1. Sugar feeds cancer. This statement is misleading. The real question is, “Does sugar make your cancer worse?” The answer is no.
2. A ketogenic diet does not involve glucose (sugar), and so starves the cancer tumor. There is no scientific research to support the previous statement. The truth is our bodies must have glucose to survive. If we don’t consume it in our diet, our bodies will make glucose from fat or protein in a process known as gluconeogenesis.
3. Consuming an alkaline (high pH) diet will cure cancer. Supposedly, alkaline foods (including baking soda) and alkaline water neutralize a cancer-friendly acidic environment. The truth is the pH of our blood is always slightly alkaline. It doesn’t matter what the pH of your food or drinking water is; your body will always maintain a pH balance of about 7.2.
4. Vitamin D prevents cancer. According to Memorial Sloan-Kettering Cancer Center, an internationally renowned facility in New York: “Intake of vitamin D through diet may protect against breast or colorectal cancers or affect markers for prostate cancer. However, vitamin D by itself does not prevent or treat cancer. Other large studies show that high vitamin D levels do not reduce the risk of many other cancers and may increase the risk for pancreatic or aggressive prostate cancers.”
5. An all-vegetable diet cures cancer. While there is some evidence that the nutrients found in vegetables may help prevent certain cancers, there is no scientific research supporting that vegetable consumption will aid in a cure.
While nutrition is a vital aspect of cancer treatment, there is no nutritional cure for cancer. It is important to stay well-nourished to help maximize the outcome of cancer treatment. Registered Dietitian Nutritionists (RDNs) are available wherever you receive cancer care to help you maintain a healthy nutritional status. My goal is to help you make informed decisions where nutrition is concerned.

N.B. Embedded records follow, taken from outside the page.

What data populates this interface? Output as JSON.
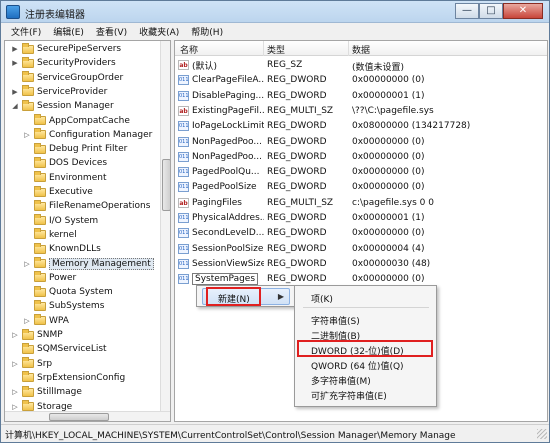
{
  "window": {
    "title": "注册表编辑器",
    "min_glyph": "—",
    "max_glyph": "□",
    "close_glyph": "✕"
  },
  "menu": [
    "文件(F)",
    "编辑(E)",
    "查看(V)",
    "收藏夹(A)",
    "帮助(H)"
  ],
  "tree": [
    {
      "label": "SecurePipeServers",
      "level": 0,
      "expander": "▶"
    },
    {
      "label": "SecurityProviders",
      "level": 0,
      "expander": "▶"
    },
    {
      "label": "ServiceGroupOrder",
      "level": 0,
      "expander": ""
    },
    {
      "label": "ServiceProvider",
      "level": 0,
      "expander": "▶"
    },
    {
      "label": "Session Manager",
      "level": 0,
      "expander": "◢"
    },
    {
      "label": "AppCompatCache",
      "level": 1,
      "expander": ""
    },
    {
      "label": "Configuration Manager",
      "level": 1,
      "expander": "▷"
    },
    {
      "label": "Debug Print Filter",
      "level": 1,
      "expander": ""
    },
    {
      "label": "DOS Devices",
      "level": 1,
      "expander": ""
    },
    {
      "label": "Environment",
      "level": 1,
      "expander": ""
    },
    {
      "label": "Executive",
      "level": 1,
      "expander": ""
    },
    {
      "label": "FileRenameOperations",
      "level": 1,
      "expander": ""
    },
    {
      "label": "I/O System",
      "level": 1,
      "expander": ""
    },
    {
      "label": "kernel",
      "level": 1,
      "expander": ""
    },
    {
      "label": "KnownDLLs",
      "level": 1,
      "expander": ""
    },
    {
      "label": "Memory Management",
      "level": 1,
      "expander": "▷",
      "selected": true
    },
    {
      "label": "Power",
      "level": 1,
      "expander": ""
    },
    {
      "label": "Quota System",
      "level": 1,
      "expander": ""
    },
    {
      "label": "SubSystems",
      "level": 1,
      "expander": ""
    },
    {
      "label": "WPA",
      "level": 1,
      "expander": "▷"
    },
    {
      "label": "SNMP",
      "level": 0,
      "expander": "▷"
    },
    {
      "label": "SQMServiceList",
      "level": 0,
      "expander": ""
    },
    {
      "label": "Srp",
      "level": 0,
      "expander": "▷"
    },
    {
      "label": "SrpExtensionConfig",
      "level": 0,
      "expander": ""
    },
    {
      "label": "StillImage",
      "level": 0,
      "expander": "▷"
    },
    {
      "label": "Storage",
      "level": 0,
      "expander": "▷"
    }
  ],
  "list": {
    "columns": {
      "name": "名称",
      "type": "类型",
      "data": "数据"
    },
    "rows": [
      {
        "icon": "ab",
        "name": "(默认)",
        "type": "REG_SZ",
        "data": "(数值未设置)"
      },
      {
        "icon": "bin",
        "name": "ClearPageFileA...",
        "type": "REG_DWORD",
        "data": "0x00000000 (0)"
      },
      {
        "icon": "bin",
        "name": "DisablePaging...",
        "type": "REG_DWORD",
        "data": "0x00000001 (1)"
      },
      {
        "icon": "ab",
        "name": "ExistingPageFil...",
        "type": "REG_MULTI_SZ",
        "data": "\\??\\C:\\pagefile.sys"
      },
      {
        "icon": "bin",
        "name": "IoPageLockLimit",
        "type": "REG_DWORD",
        "data": "0x08000000 (134217728)"
      },
      {
        "icon": "bin",
        "name": "NonPagedPoo...",
        "type": "REG_DWORD",
        "data": "0x00000000 (0)"
      },
      {
        "icon": "bin",
        "name": "NonPagedPoo...",
        "type": "REG_DWORD",
        "data": "0x00000000 (0)"
      },
      {
        "icon": "bin",
        "name": "PagedPoolQu...",
        "type": "REG_DWORD",
        "data": "0x00000000 (0)"
      },
      {
        "icon": "bin",
        "name": "PagedPoolSize",
        "type": "REG_DWORD",
        "data": "0x00000000 (0)"
      },
      {
        "icon": "ab",
        "name": "PagingFiles",
        "type": "REG_MULTI_SZ",
        "data": "c:\\pagefile.sys 0 0"
      },
      {
        "icon": "bin",
        "name": "PhysicalAddres...",
        "type": "REG_DWORD",
        "data": "0x00000001 (1)"
      },
      {
        "icon": "bin",
        "name": "SecondLevelD...",
        "type": "REG_DWORD",
        "data": "0x00000000 (0)"
      },
      {
        "icon": "bin",
        "name": "SessionPoolSize",
        "type": "REG_DWORD",
        "data": "0x00000004 (4)"
      },
      {
        "icon": "bin",
        "name": "SessionViewSize",
        "type": "REG_DWORD",
        "data": "0x00000030 (48)"
      },
      {
        "icon": "bin",
        "name": "SystemPages",
        "type": "REG_DWORD",
        "data": "0x00000000 (0)",
        "selected": true
      }
    ]
  },
  "context_menu": {
    "new_label": "新建(N)",
    "arrow": "▶"
  },
  "submenu": {
    "items": [
      "项(K)",
      "字符串值(S)",
      "二进制值(B)",
      "DWORD (32-位)值(D)",
      "QWORD (64 位)值(Q)",
      "多字符串值(M)",
      "可扩充字符串值(E)"
    ]
  },
  "status": {
    "path": "计算机\\HKEY_LOCAL_MACHINE\\SYSTEM\\CurrentControlSet\\Control\\Session Manager\\Memory Manage"
  },
  "colors": {
    "highlight": "#e02020",
    "menu_hover": "#d1e2f6"
  }
}
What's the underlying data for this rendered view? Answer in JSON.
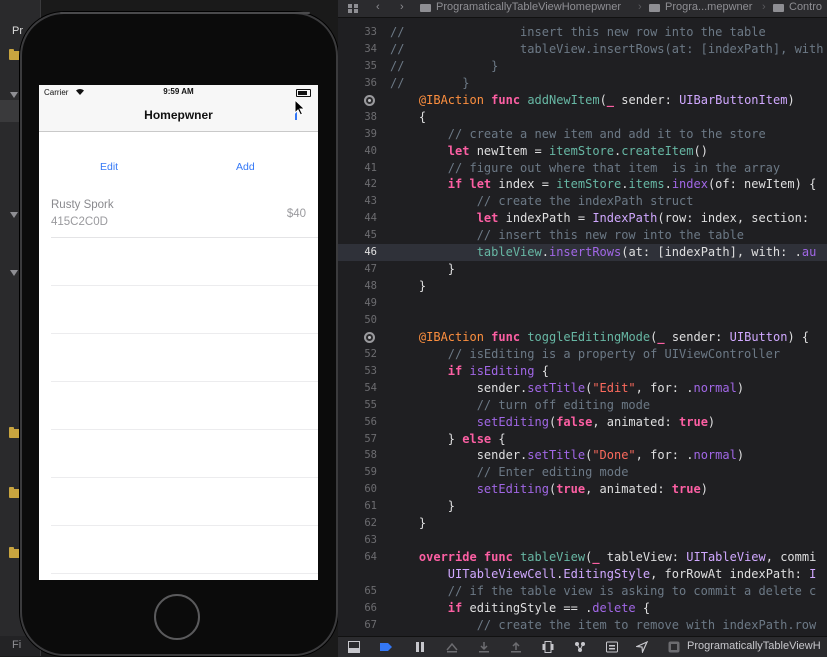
{
  "navigator": {
    "project_label": "Pr",
    "filter_label": "Fi"
  },
  "simulator": {
    "status_bar": {
      "carrier": "Carrier",
      "time": "9:59 AM"
    },
    "nav_title": "Homepwner",
    "header": {
      "edit_label": "Edit",
      "add_label": "Add"
    },
    "items": [
      {
        "name": "Rusty Spork",
        "serial": "415C2C0D",
        "value": "$40"
      }
    ],
    "empty_rows": 7
  },
  "editor": {
    "jump_bar": {
      "crumb_1": "ProgramaticallyTableViewHomepwner",
      "crumb_2": "Progra...mepwner",
      "crumb_3": "Contro"
    },
    "current_line": 46,
    "lines": [
      {
        "n": "33",
        "html": "<span class=\"cm\">//                insert this new row into the table</span>"
      },
      {
        "n": "34",
        "html": "<span class=\"cm\">//                tableView.insertRows(at: [indexPath], with</span>"
      },
      {
        "n": "35",
        "html": "<span class=\"cm\">//            }</span>"
      },
      {
        "n": "36",
        "html": "<span class=\"cm\">//        }</span>"
      },
      {
        "n": "37",
        "bp": true,
        "html": "    <span class=\"at\">@IBAction</span> <span class=\"kw\">func</span> <span class=\"fn\">addNewItem</span>(<span class=\"kw\">_</span> sender: <span class=\"tp\">UIBarButtonItem</span>)"
      },
      {
        "n": "38",
        "html": "    {"
      },
      {
        "n": "39",
        "html": "        <span class=\"cm\">// create a new item and add it to the store</span>"
      },
      {
        "n": "40",
        "html": "        <span class=\"kw\">let</span> newItem = <span class=\"fn\">itemStore</span>.<span class=\"fn\">createItem</span>()"
      },
      {
        "n": "41",
        "html": "        <span class=\"cm\">// figure out where that item  is in the array</span>"
      },
      {
        "n": "42",
        "html": "        <span class=\"kw\">if let</span> index = <span class=\"fn\">itemStore</span>.<span class=\"fn\">items</span>.<span class=\"pr\">index</span>(of: newItem) {"
      },
      {
        "n": "43",
        "html": "            <span class=\"cm\">// create the indexPath struct</span>"
      },
      {
        "n": "44",
        "html": "            <span class=\"kw\">let</span> indexPath = <span class=\"tp\">IndexPath</span>(row: index, section:"
      },
      {
        "n": "45",
        "html": "            <span class=\"cm\">// insert this new row into the table</span>"
      },
      {
        "n": "46",
        "html": "            <span class=\"fn\">tableView</span>.<span class=\"pr\">insertRows</span>(at: [indexPath], with: .<span class=\"pr\">au</span>"
      },
      {
        "n": "47",
        "html": "        }"
      },
      {
        "n": "48",
        "html": "    }"
      },
      {
        "n": "49",
        "html": ""
      },
      {
        "n": "50",
        "html": ""
      },
      {
        "n": "51",
        "bp": true,
        "html": "    <span class=\"at\">@IBAction</span> <span class=\"kw\">func</span> <span class=\"fn\">toggleEditingMode</span>(<span class=\"kw\">_</span> sender: <span class=\"tp\">UIButton</span>) {"
      },
      {
        "n": "52",
        "html": "        <span class=\"cm\">// isEditing is a property of UIViewController</span>"
      },
      {
        "n": "53",
        "html": "        <span class=\"kw\">if</span> <span class=\"pr\">isEditing</span> {"
      },
      {
        "n": "54",
        "html": "            sender.<span class=\"pr\">setTitle</span>(<span class=\"st\">\"Edit\"</span>, for: .<span class=\"pr\">normal</span>)"
      },
      {
        "n": "55",
        "html": "            <span class=\"cm\">// turn off editing mode</span>"
      },
      {
        "n": "56",
        "html": "            <span class=\"pr\">setEditing</span>(<span class=\"kw\">false</span>, animated: <span class=\"kw\">true</span>)"
      },
      {
        "n": "57",
        "html": "        } <span class=\"kw\">else</span> {"
      },
      {
        "n": "58",
        "html": "            sender.<span class=\"pr\">setTitle</span>(<span class=\"st\">\"Done\"</span>, for: .<span class=\"pr\">normal</span>)"
      },
      {
        "n": "59",
        "html": "            <span class=\"cm\">// Enter editing mode</span>"
      },
      {
        "n": "60",
        "html": "            <span class=\"pr\">setEditing</span>(<span class=\"kw\">true</span>, animated: <span class=\"kw\">true</span>)"
      },
      {
        "n": "61",
        "html": "        }"
      },
      {
        "n": "62",
        "html": "    }"
      },
      {
        "n": "63",
        "html": ""
      },
      {
        "n": "64",
        "html": "    <span class=\"kw\">override func</span> <span class=\"fn\">tableView</span>(<span class=\"kw\">_</span> tableView: <span class=\"tp\">UITableView</span>, commi"
      },
      {
        "n": "",
        "html": "        <span class=\"tp\">UITableViewCell</span>.<span class=\"tp\">EditingStyle</span>, forRowAt indexPath: <span class=\"tp\">I</span>"
      },
      {
        "n": "65",
        "html": "        <span class=\"cm\">// if the table view is asking to commit a delete c</span>"
      },
      {
        "n": "66",
        "html": "        <span class=\"kw\">if</span> editingStyle == .<span class=\"pr\">delete</span> {"
      },
      {
        "n": "67",
        "html": "            <span class=\"cm\">// create the item to remove with indexPath.row</span>"
      }
    ],
    "debug_bar": {
      "scheme_label": "ProgramaticallyTableViewH"
    }
  },
  "colors": {
    "accent": "#3478f6",
    "editor_bg": "#1f1f22",
    "keyword": "#fc5fa3",
    "comment": "#6c7986",
    "type": "#d0a8ff",
    "string": "#fc6a5d"
  }
}
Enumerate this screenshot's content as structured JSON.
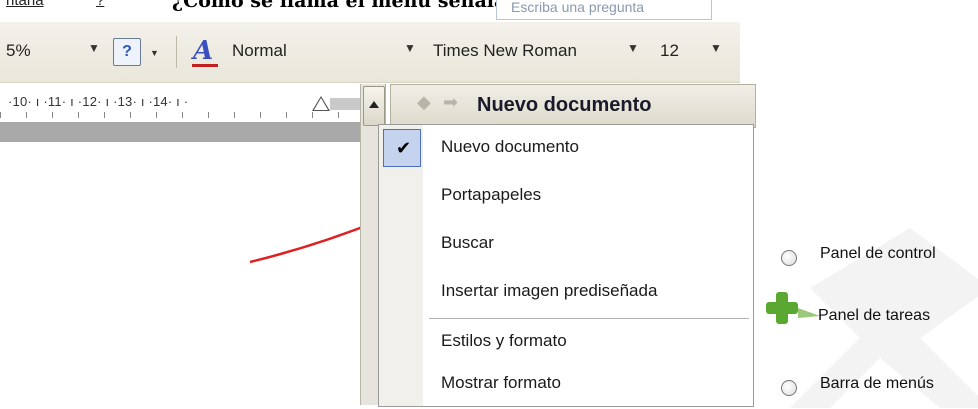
{
  "header": {
    "menu_window": "ntana",
    "menu_help": "?",
    "question": "¿Cómo se llama el menú señalado?",
    "ask_placeholder": "Escriba una pregunta"
  },
  "toolbar": {
    "zoom_value": "5%",
    "style_value": "Normal",
    "font_value": "Times New Roman",
    "size_value": "12",
    "help_label": "?"
  },
  "ruler": {
    "text": "·10· ı ·11· ı ·12· ı ·13· ı ·14· ı ·"
  },
  "task_pane": {
    "title": "Nuevo documento",
    "nav_back": "◆",
    "nav_forward": "➡",
    "menu_items": [
      {
        "label": "Nuevo documento",
        "checked": true
      },
      {
        "label": "Portapapeles"
      },
      {
        "label": "Buscar"
      },
      {
        "label": "Insertar imagen prediseñada"
      },
      {
        "label": "Estilos y formato"
      },
      {
        "label": "Mostrar formato"
      }
    ]
  },
  "quiz_options": [
    {
      "label": "Panel de control",
      "marker": "radio"
    },
    {
      "label": "Panel de tareas",
      "marker": "correct-plus"
    },
    {
      "label": "Barra de menús",
      "marker": "radio"
    }
  ],
  "colors": {
    "arrow": "#e02020",
    "plus": "#5aa832",
    "checked_bg": "#c6d3ee"
  }
}
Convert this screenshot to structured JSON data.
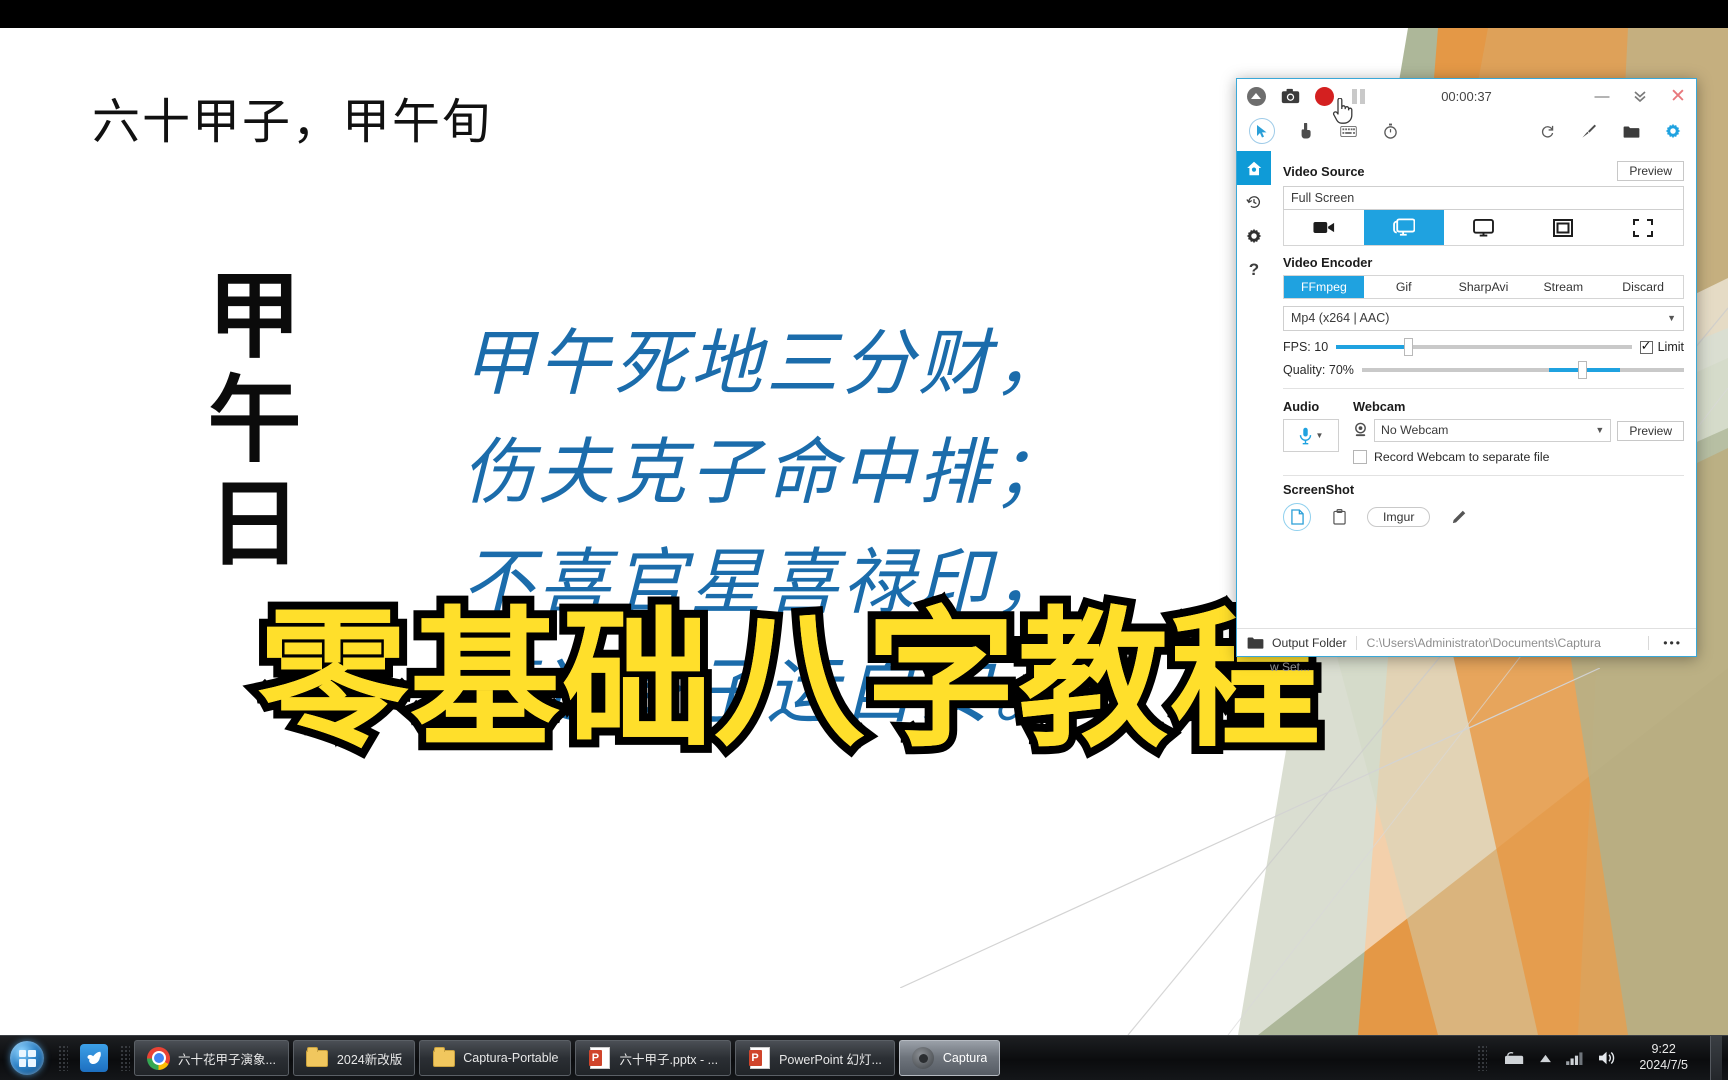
{
  "slide": {
    "title": "六十甲子，甲午旬",
    "vertical_chars": "甲午日",
    "poem_lines": [
      "甲午死地三分财，",
      "伤夫克子命中排；",
      "不喜官星喜禄印，",
      "喜逢亥子运自安。"
    ],
    "overlay_headline": "零基础八字教程"
  },
  "captura": {
    "titlebar": {
      "collapse_icon": "circle-up-icon",
      "screenshot_icon": "camera-icon",
      "record_icon": "record-dot-icon",
      "pause_icon": "pause-icon",
      "timer": "00:00:37",
      "minimize_icon": "minimize-icon",
      "collapse_down_icon": "chevron-double-down-icon",
      "close_icon": "close-icon"
    },
    "toolbar": {
      "cursor_icon": "cursor-icon",
      "click_icon": "hand-click-icon",
      "keystrokes_icon": "keyboard-icon",
      "timer_icon": "stopwatch-icon",
      "refresh_icon": "refresh-icon",
      "theme_icon": "brush-icon",
      "folder_icon": "folder-icon",
      "settings_icon": "gear-icon"
    },
    "sidebar": [
      {
        "name": "home",
        "icon": "home-icon",
        "active": true
      },
      {
        "name": "history",
        "icon": "history-icon",
        "active": false
      },
      {
        "name": "settings",
        "icon": "gear-icon",
        "active": false
      },
      {
        "name": "help",
        "icon": "question-icon",
        "active": false
      }
    ],
    "video_source": {
      "heading": "Video Source",
      "preview_label": "Preview",
      "value": "Full Screen",
      "modes": [
        {
          "icon": "video-camera-icon",
          "selected": false
        },
        {
          "icon": "screen-icon",
          "selected": true
        },
        {
          "icon": "desktop-icon",
          "selected": false
        },
        {
          "icon": "window-icon",
          "selected": false
        },
        {
          "icon": "region-icon",
          "selected": false
        }
      ]
    },
    "video_encoder": {
      "heading": "Video Encoder",
      "tabs": [
        "FFmpeg",
        "Gif",
        "SharpAvi",
        "Stream",
        "Discard"
      ],
      "selected_tab": "FFmpeg",
      "format": "Mp4 (x264 | AAC)",
      "fps_label": "FPS:",
      "fps_value": "10",
      "fps_percent": 26,
      "limit_label": "Limit",
      "limit_checked": true,
      "quality_label": "Quality:",
      "quality_value": "70%",
      "quality_percent": 70
    },
    "audio": {
      "heading": "Audio",
      "mic_icon": "microphone-icon"
    },
    "webcam": {
      "heading": "Webcam",
      "icon": "webcam-icon",
      "value": "No Webcam",
      "preview_label": "Preview",
      "record_separate_label": "Record Webcam to separate file",
      "record_separate_checked": false
    },
    "screenshot": {
      "heading": "ScreenShot",
      "disk_icon": "file-icon",
      "clipboard_icon": "clipboard-icon",
      "imgur_label": "Imgur",
      "edit_icon": "pencil-icon"
    },
    "footer": {
      "folder_icon": "folder-icon",
      "label": "Output Folder",
      "path": "C:\\Users\\Administrator\\Documents\\Captura",
      "more_label": "•••"
    },
    "ghost_text": "w Set..."
  },
  "taskbar": {
    "start_icon": "windows-start-icon",
    "quick_launch": [
      {
        "name": "dove-app",
        "icon": "dove-icon",
        "glyph": "🕊"
      }
    ],
    "items": [
      {
        "label": "六十花甲子演象...",
        "icon": "chrome-icon",
        "active": false
      },
      {
        "label": "2024新改版",
        "icon": "folder-icon",
        "active": false
      },
      {
        "label": "Captura-Portable",
        "icon": "folder-icon",
        "active": false
      },
      {
        "label": "六十甲子.pptx - ...",
        "icon": "powerpoint-icon",
        "active": false
      },
      {
        "label": "PowerPoint 幻灯...",
        "icon": "powerpoint-icon",
        "active": false
      },
      {
        "label": "Captura",
        "icon": "captura-icon",
        "active": true
      }
    ],
    "tray": [
      {
        "name": "input-method-icon"
      },
      {
        "name": "show-hidden-icons-arrow"
      },
      {
        "name": "network-signal-icon"
      },
      {
        "name": "volume-icon"
      }
    ],
    "clock_time": "9:22",
    "clock_date": "2024/7/5"
  },
  "colors": {
    "accent_blue": "#1fa2e0",
    "record_red": "#d42020",
    "poem_blue": "#1b6cab",
    "headline_yellow": "#ffdf2b"
  }
}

Leanne McCrate, RDN, LD, CNSC, is an award-winning dietitian based in Missouri. Her mission is to educate consumers on sound, scientifically-based nutrition. Do you have a nutrition question? Email her at email@example.com. Dear Dietitian does not endorse any products, health programs, or diet plans.